Exercise instructions:
Filter the data for "icon" and copy matching lines.

[Dataset rows for apps and sites]
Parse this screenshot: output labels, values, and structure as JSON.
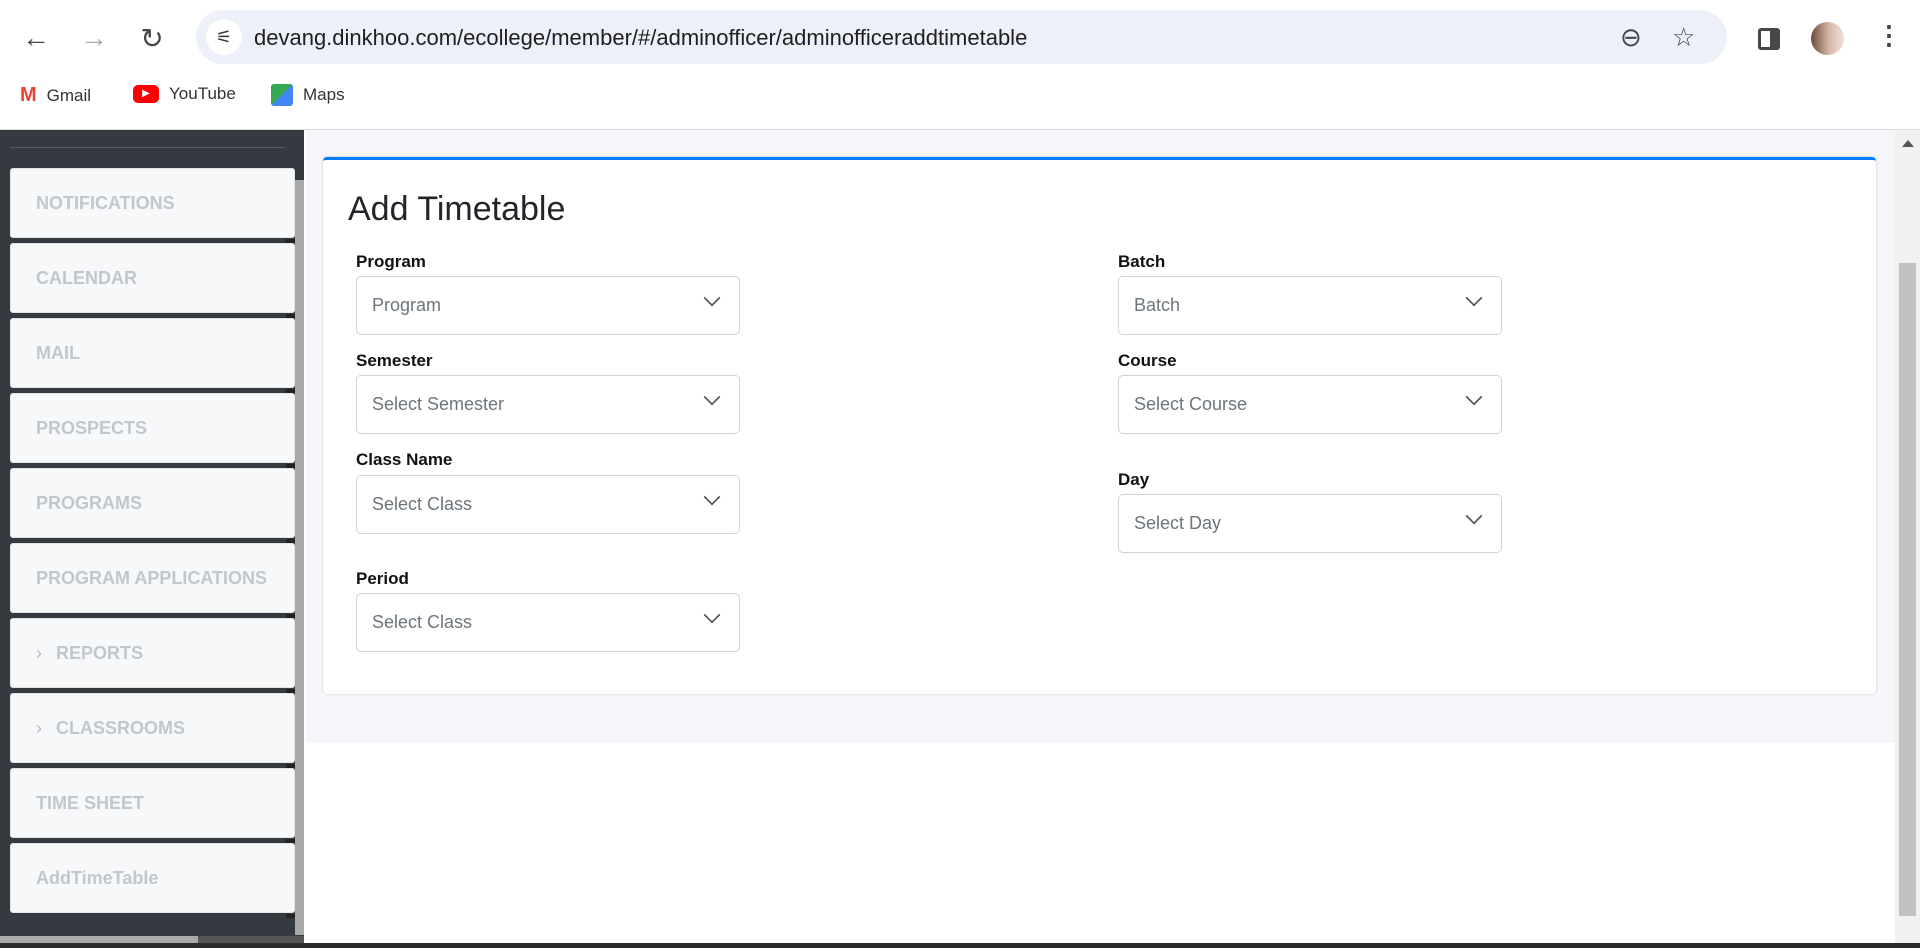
{
  "browser": {
    "url": "devang.dinkhoo.com/ecollege/member/#/adminofficer/adminofficeraddtimetable",
    "bookmarks": [
      {
        "label": "Gmail",
        "icon": "gmail-icon"
      },
      {
        "label": "YouTube",
        "icon": "youtube-icon"
      },
      {
        "label": "Maps",
        "icon": "maps-icon"
      }
    ]
  },
  "sidebar": {
    "items": [
      {
        "label": "NOTIFICATIONS"
      },
      {
        "label": "CALENDAR"
      },
      {
        "label": "MAIL"
      },
      {
        "label": "PROSPECTS"
      },
      {
        "label": "PROGRAMS"
      },
      {
        "label": "PROGRAM APPLICATIONS"
      },
      {
        "label": "REPORTS",
        "chevron": true
      },
      {
        "label": "CLASSROOMS",
        "chevron": true
      },
      {
        "label": "TIME SHEET"
      },
      {
        "label": "AddTimeTable"
      }
    ]
  },
  "form": {
    "title": "Add Timetable",
    "program": {
      "label": "Program",
      "value": "Program"
    },
    "batch": {
      "label": "Batch",
      "value": "Batch"
    },
    "semester": {
      "label": "Semester",
      "value": "Select Semester"
    },
    "course": {
      "label": "Course",
      "value": "Select Course"
    },
    "class_name": {
      "label": "Class Name",
      "value": "Select Class"
    },
    "day": {
      "label": "Day",
      "value": "Select Day"
    },
    "period": {
      "label": "Period",
      "value": "Select Class"
    }
  },
  "colors": {
    "accent": "#007bff",
    "sidebar_bg": "#343a40"
  }
}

Answer for this exercise:
        "icon": "gmail-icon"
        "icon": "youtube-icon"
        "icon": "maps-icon"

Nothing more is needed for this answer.